Dataset excerpts:

[Start of section]

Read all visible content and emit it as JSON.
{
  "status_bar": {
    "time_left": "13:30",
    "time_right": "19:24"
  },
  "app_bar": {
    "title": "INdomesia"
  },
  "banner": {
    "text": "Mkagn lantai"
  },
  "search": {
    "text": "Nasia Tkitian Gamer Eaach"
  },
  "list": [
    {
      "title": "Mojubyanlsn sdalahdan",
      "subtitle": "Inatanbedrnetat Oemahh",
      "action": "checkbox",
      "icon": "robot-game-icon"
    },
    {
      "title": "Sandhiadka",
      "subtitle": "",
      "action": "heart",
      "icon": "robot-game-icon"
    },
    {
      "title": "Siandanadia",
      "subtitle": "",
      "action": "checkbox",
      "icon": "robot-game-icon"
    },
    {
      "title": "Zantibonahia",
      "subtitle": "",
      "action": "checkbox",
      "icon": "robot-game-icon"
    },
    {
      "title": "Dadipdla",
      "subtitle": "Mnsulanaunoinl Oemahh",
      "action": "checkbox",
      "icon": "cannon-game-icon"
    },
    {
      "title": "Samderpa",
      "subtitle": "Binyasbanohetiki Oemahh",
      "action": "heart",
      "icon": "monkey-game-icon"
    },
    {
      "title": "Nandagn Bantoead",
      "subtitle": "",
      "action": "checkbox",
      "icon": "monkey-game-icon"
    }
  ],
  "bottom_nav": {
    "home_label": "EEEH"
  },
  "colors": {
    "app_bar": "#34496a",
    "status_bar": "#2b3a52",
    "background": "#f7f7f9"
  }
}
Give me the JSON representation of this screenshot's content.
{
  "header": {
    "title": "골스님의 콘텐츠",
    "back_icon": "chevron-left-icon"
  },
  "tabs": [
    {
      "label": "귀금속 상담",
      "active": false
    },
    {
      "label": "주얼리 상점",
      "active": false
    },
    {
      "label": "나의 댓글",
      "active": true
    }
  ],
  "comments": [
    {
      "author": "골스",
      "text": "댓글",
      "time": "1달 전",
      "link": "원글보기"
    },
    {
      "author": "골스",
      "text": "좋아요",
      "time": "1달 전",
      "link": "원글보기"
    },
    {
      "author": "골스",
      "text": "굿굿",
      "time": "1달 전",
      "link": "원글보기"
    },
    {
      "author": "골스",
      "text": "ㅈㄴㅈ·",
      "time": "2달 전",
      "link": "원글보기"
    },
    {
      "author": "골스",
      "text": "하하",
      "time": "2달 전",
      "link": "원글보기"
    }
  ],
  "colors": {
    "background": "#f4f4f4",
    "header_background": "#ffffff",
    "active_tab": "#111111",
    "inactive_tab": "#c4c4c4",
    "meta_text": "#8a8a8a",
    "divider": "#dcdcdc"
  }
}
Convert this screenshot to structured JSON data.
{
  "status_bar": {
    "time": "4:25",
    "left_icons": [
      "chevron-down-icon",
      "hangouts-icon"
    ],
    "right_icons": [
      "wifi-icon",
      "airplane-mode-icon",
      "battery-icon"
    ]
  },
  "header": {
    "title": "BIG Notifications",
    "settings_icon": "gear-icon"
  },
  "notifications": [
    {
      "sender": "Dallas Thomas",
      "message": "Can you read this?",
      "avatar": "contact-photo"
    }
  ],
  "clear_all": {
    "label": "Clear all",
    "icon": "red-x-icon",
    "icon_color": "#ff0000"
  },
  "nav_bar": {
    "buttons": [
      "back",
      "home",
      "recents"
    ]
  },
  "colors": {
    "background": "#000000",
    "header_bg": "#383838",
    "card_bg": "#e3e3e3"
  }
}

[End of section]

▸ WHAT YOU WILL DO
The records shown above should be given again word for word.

▸ TASK RESULT
Read all visible content and emit it as JSON.
{
  "status_bar": {
    "time_left": "13:30",
    "time_right": "19:24"
  },
  "app_bar": {
    "title": "INdomesia"
  },
  "banner": {
    "text": "Mkagn lantai"
  },
  "search": {
    "text": "Nasia Tkitian Gamer Eaach"
  },
  "list": [
    {
      "title": "Mojubyanlsn sdalahdan",
      "subtitle": "Inatanbedrnetat Oemahh",
      "action": "checkbox",
      "icon": "robot-game-icon"
    },
    {
      "title": "Sandhiadka",
      "subtitle": "",
      "action": "heart",
      "icon": "robot-game-icon"
    },
    {
      "title": "Siandanadia",
      "subtitle": "",
      "action": "checkbox",
      "icon": "robot-game-icon"
    },
    {
      "title": "Zantibonahia",
      "subtitle": "",
      "action": "checkbox",
      "icon": "robot-game-icon"
    },
    {
      "title": "Dadipdla",
      "subtitle": "Mnsulanaunoinl Oemahh",
      "action": "checkbox",
      "icon": "cannon-game-icon"
    },
    {
      "title": "Samderpa",
      "subtitle": "Binyasbanohetiki Oemahh",
      "action": "heart",
      "icon": "monkey-game-icon"
    },
    {
      "title": "Nandagn Bantoead",
      "subtitle": "",
      "action": "checkbox",
      "icon": "monkey-game-icon"
    }
  ],
  "bottom_nav": {
    "home_label": "EEEH"
  },
  "colors": {
    "app_bar": "#34496a",
    "status_bar": "#2b3a52",
    "background": "#f7f7f9"
  }
}
Give me the JSON representation of this screenshot's content.
{
  "header": {
    "title": "골스님의 콘텐츠",
    "back_icon": "chevron-left-icon"
  },
  "tabs": [
    {
      "label": "귀금속 상담",
      "active": false
    },
    {
      "label": "주얼리 상점",
      "active": false
    },
    {
      "label": "나의 댓글",
      "active": true
    }
  ],
  "comments": [
    {
      "author": "골스",
      "text": "댓글",
      "time": "1달 전",
      "link": "원글보기"
    },
    {
      "author": "골스",
      "text": "좋아요",
      "time": "1달 전",
      "link": "원글보기"
    },
    {
      "author": "골스",
      "text": "굿굿",
      "time": "1달 전",
      "link": "원글보기"
    },
    {
      "author": "골스",
      "text": "ㅈㄴㅈ·",
      "time": "2달 전",
      "link": "원글보기"
    },
    {
      "author": "골스",
      "text": "하하",
      "time": "2달 전",
      "link": "원글보기"
    }
  ],
  "colors": {
    "background": "#f4f4f4",
    "header_background": "#ffffff",
    "active_tab": "#111111",
    "inactive_tab": "#c4c4c4",
    "meta_text": "#8a8a8a",
    "divider": "#dcdcdc"
  }
}
Convert this screenshot to structured JSON data.
{
  "status_bar": {
    "time": "4:25",
    "left_icons": [
      "chevron-down-icon",
      "hangouts-icon"
    ],
    "right_icons": [
      "wifi-icon",
      "airplane-mode-icon",
      "battery-icon"
    ]
  },
  "header": {
    "title": "BIG Notifications",
    "settings_icon": "gear-icon"
  },
  "notifications": [
    {
      "sender": "Dallas Thomas",
      "message": "Can you read this?",
      "avatar": "contact-photo"
    }
  ],
  "clear_all": {
    "label": "Clear all",
    "icon": "red-x-icon",
    "icon_color": "#ff0000"
  },
  "nav_bar": {
    "buttons": [
      "back",
      "home",
      "recents"
    ]
  },
  "colors": {
    "background": "#000000",
    "header_bg": "#383838",
    "card_bg": "#e3e3e3"
  }
}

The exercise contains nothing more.